As I look back on 2014, I thank those who have inspired my thinking. Ben Wilkoff started the #ilearnfrom hashtag, and I use it frequently in thanks to those that share so that others like myself may learn, grow, and share too.

One way I learn is by writing my thoughts, reflections, lessons, strategies, etc. in my blogs. What #ilearnfrom Ben recently is that although communicating is good, sharing is better. He’s starting #C4C15, a community to share — share comments to blogs to begin a conversation– “Comments for Community in 2015.” He is expanding the power of blogging by creating conversations. It’s an idea I’ve pondered before in a post about “conversations.” It’s why I often blog about the tweets that direct me to think about or do something, which is how I can write my #140WC 140 word count blog posts — I carry on the conversation of others’ ideas. Ben carries it further by formalizing it. Read his post — and join– as you can. That’s the other thing about challenges and ideas, modify them as needed to fit your situation. But do add your ideas from other’s ideas — comment on their blog [or reply to a tweet], and post your ideas. Get the conversations rolling!

From where will you get your ideas?  

Ben offers several ideas — Go to the blogs listed in Twitter profiles, look at the recommendations in sidebars of other bloggers, use Nuzzle and/or Feedly. And, for 2014, here are 14 of my favorite blogs:

TeachThought – Learn better. Thought Leadership and Practice

Edutopia | K-12 Education Tips & Strategies That Work  Strategies That Work

Blog | Educator Innovator  Strategies in Practice

Edudemic – Education Technology Tips For Students And Teachers  Tech Tips

Larry Ferlazzo’s Websites of the Day… | …For Teaching ELL, ESL, & EFL  Reflection on Teaching

MindShift | How we will learn  Strategies, Leadership, and Practice — The Future of Learning

Free Technology for Teachers — Tech Tools and Tips by Richard Byrne

Digital Is Blogs by Educators in the National Writing Project’s Education Community

User Generated Education | Education as it should be – passion-based. Leadership and Practice by Jackie Gerstein

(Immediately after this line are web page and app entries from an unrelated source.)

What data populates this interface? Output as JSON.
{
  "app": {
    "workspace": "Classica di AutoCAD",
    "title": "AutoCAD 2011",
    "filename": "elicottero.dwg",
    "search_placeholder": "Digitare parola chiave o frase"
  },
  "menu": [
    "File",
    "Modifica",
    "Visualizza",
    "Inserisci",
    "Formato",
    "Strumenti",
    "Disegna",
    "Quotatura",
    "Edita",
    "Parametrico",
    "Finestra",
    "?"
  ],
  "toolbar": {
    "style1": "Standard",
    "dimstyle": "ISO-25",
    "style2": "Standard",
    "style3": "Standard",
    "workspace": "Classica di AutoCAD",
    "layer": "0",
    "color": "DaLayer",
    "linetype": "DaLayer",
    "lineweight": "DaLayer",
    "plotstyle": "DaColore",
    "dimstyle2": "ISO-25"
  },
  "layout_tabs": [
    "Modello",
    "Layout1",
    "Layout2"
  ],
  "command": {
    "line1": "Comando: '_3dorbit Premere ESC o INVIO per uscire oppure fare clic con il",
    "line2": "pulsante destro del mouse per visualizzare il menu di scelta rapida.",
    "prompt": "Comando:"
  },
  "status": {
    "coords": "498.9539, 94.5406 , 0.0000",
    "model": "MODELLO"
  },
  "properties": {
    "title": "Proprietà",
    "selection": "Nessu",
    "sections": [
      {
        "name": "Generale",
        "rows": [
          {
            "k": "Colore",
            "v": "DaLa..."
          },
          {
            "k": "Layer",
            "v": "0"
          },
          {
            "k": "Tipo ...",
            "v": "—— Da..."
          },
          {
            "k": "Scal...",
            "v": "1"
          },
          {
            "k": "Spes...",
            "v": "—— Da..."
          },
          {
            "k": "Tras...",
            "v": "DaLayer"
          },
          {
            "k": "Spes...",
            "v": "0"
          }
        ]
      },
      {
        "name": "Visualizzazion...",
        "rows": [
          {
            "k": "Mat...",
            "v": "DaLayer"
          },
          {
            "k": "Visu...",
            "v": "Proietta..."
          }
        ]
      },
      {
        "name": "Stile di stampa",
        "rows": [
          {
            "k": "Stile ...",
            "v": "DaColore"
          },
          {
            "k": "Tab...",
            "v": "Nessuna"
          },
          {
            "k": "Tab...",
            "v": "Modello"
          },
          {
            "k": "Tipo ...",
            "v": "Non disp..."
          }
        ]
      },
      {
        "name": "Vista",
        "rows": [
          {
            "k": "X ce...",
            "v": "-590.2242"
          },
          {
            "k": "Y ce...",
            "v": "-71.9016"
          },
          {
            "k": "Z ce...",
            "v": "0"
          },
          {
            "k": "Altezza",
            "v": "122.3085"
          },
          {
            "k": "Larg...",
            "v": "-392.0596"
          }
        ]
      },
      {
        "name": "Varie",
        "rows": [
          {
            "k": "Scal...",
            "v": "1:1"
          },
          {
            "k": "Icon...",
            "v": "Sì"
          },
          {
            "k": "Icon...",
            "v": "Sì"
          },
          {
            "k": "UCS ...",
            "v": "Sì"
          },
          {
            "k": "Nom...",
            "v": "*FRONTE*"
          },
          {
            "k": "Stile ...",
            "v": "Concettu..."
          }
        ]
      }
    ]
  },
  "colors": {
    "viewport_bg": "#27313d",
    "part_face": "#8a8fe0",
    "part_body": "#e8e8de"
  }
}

wwwatanabe  Strategies, HowTos, Leadership, Lessons by Tracy Watanabe

Learning is Change “frame the shift toward authenticity in all learning spaces” by Ben Wilkoff

Reflections on Teaching by Alice Mercer

A blog for reflecting on the opportunities and challenges in open education – K12 Open Ed by Karen Fasimpaur

Starr Sackstein, MJE, NBCT – Changing the world, one mind at a time and Kasey Bell’s Shake Up Learning – Shake Up Learning Blog  Learn Google Apps and more

Will you join the conversations?

Even if not for each day, how about once a week? twice a month? Set your goal and help build a more connected blogosphere. And write your own #ilearnfrom …. as you stand on  the shoulders of giants.

WC 458

Join the #140 Challenge! See sidebar.